I have a soft spot for Corina Copp’s editorship, which were the first issues I was ever greeted with at the PP, though my favorite issue was one I remember getting that electric feeling from when I found it in a stack up in the church office while doing research before I came on as editor. It was issue #58 from October 1978, edited by Vicki Hudspith, which begins with an announcement of the infamous church fire of that July, a hopeful report on repairs and ongoing readings and workshops and anti-nuclear actions (including Allen Ginsberg’s, Peter Orlovsky’s, and Anne Waldman’s upcoming trial dates) and ends with John Yau’s image of the parallel vantages of a past and present self, the writing of the past and the object of the poem.

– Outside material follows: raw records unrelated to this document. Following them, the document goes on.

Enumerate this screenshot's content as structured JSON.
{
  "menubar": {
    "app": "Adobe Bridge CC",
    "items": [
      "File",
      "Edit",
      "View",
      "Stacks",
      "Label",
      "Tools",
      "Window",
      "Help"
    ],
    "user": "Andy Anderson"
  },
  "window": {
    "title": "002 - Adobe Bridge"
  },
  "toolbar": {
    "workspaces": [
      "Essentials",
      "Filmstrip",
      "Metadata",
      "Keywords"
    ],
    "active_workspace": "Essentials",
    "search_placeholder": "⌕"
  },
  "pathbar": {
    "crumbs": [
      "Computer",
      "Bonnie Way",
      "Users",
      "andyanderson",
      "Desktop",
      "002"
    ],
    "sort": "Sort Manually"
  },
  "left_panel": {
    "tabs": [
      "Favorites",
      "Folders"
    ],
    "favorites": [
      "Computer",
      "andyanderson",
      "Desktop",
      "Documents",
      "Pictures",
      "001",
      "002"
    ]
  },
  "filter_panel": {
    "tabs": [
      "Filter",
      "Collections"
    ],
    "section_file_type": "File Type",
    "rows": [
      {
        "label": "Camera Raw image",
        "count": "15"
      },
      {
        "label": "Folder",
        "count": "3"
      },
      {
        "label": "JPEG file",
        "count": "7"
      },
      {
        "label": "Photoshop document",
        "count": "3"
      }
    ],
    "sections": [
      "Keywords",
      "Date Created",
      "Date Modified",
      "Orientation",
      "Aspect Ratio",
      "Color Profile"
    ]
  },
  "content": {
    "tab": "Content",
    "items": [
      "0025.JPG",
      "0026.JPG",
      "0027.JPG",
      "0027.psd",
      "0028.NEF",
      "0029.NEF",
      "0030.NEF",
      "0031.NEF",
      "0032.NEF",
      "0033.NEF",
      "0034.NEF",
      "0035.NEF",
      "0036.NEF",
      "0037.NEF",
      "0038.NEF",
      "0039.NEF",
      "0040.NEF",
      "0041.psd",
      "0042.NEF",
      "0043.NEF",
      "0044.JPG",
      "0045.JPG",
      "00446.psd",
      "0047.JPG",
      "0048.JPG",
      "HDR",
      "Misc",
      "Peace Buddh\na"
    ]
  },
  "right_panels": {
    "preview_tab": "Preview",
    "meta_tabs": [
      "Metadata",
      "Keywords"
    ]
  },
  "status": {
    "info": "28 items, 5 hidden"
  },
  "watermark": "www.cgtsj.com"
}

CORINA COPP (NL Editor 2009-2011)

There’s an exchange I’ve never forgotten from the interview Greg Fuchs did with Eileen Myles for one of John Coletti’s issues, #219, April–June 2009. “GF: Do you have any advice for writers?” “EM: Yeah, have an interesting life.” This conversation is about class, because everything is; I remember where I was sitting in the office. “EM: I know one should do this towering, phallic thing in their career, but I like having a wide, dilettantish, female career [ . . . .] Poetry’s like the root, like a cutting.”

Eileen used to bring cut yellow flowers to readings and hand them out one by one. Do you still do this, Eileen?

I’d also point to an essay I solicited from Sean Bonney about the UK poet Anna Mendelssohn (aka Grace Lake), #226, Feb–Mar 2011. This was really important for me to do, and I was so grateful for his labor; we also got to speak with her daughter, who gave us the photo of Anna. Sean really understood Mendelssohn as a poet of refusal. In Sean’s words, “The poem’s content, as an interrupting voice, comes from … convulsion, where the poem turns inside out, where the statement emerges directly from the rubble of poetic form, or indeed from institutionalized avant-garde politesse. The untruths that the language carries are pounded into garbage, are twisted out of shape, until the perpetrators of those untruths can no longer enter the language, and so that not new forms, but new statements can emerge. Or, as Mendelssohn puts it beautifully: ‘a poem of objects that live by magic.’”

#270 – Fall 2022